Start of SUPPLIED RECORDS

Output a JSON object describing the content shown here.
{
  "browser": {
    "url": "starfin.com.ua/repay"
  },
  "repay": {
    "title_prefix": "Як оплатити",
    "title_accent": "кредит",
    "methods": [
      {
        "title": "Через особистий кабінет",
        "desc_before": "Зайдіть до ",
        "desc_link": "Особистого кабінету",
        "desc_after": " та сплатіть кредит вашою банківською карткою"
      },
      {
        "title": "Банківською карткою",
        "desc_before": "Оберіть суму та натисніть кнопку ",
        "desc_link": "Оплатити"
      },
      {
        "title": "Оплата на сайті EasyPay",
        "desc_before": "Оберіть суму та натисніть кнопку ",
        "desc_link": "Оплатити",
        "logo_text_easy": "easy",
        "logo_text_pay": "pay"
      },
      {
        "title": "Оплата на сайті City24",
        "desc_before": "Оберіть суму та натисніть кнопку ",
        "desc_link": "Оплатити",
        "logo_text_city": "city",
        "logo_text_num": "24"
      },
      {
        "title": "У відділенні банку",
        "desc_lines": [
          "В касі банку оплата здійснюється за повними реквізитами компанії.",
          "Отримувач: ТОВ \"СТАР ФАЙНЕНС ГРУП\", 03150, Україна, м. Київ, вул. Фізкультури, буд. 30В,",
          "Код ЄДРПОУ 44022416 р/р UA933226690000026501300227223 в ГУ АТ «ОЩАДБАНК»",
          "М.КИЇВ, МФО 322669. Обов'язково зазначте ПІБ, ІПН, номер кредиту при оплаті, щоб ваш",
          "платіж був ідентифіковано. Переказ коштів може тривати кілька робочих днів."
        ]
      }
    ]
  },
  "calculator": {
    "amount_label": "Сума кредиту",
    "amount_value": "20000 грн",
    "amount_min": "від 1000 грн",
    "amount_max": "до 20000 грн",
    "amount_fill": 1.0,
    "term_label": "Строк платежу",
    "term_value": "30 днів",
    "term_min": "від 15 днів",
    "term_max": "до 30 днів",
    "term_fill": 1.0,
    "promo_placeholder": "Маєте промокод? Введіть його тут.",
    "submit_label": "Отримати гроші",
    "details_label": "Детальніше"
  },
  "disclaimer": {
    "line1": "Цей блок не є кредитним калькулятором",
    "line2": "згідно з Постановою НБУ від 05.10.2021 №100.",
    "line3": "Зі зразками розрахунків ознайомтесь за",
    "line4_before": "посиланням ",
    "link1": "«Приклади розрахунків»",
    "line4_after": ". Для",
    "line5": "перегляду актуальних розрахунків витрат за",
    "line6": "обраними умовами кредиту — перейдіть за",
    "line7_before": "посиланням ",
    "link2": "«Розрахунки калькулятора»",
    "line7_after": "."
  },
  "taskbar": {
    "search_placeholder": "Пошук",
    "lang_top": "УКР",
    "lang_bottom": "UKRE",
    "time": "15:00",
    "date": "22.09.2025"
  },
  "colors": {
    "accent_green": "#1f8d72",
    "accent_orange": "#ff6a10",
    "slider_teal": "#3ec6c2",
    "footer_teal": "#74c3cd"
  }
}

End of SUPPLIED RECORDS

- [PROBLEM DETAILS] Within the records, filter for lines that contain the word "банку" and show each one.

- [ANSWER TO THIS EXERCISE]
        "title": "У відділенні банку",
          "В касі банку оплата здійснюється за повними реквізитами компанії.",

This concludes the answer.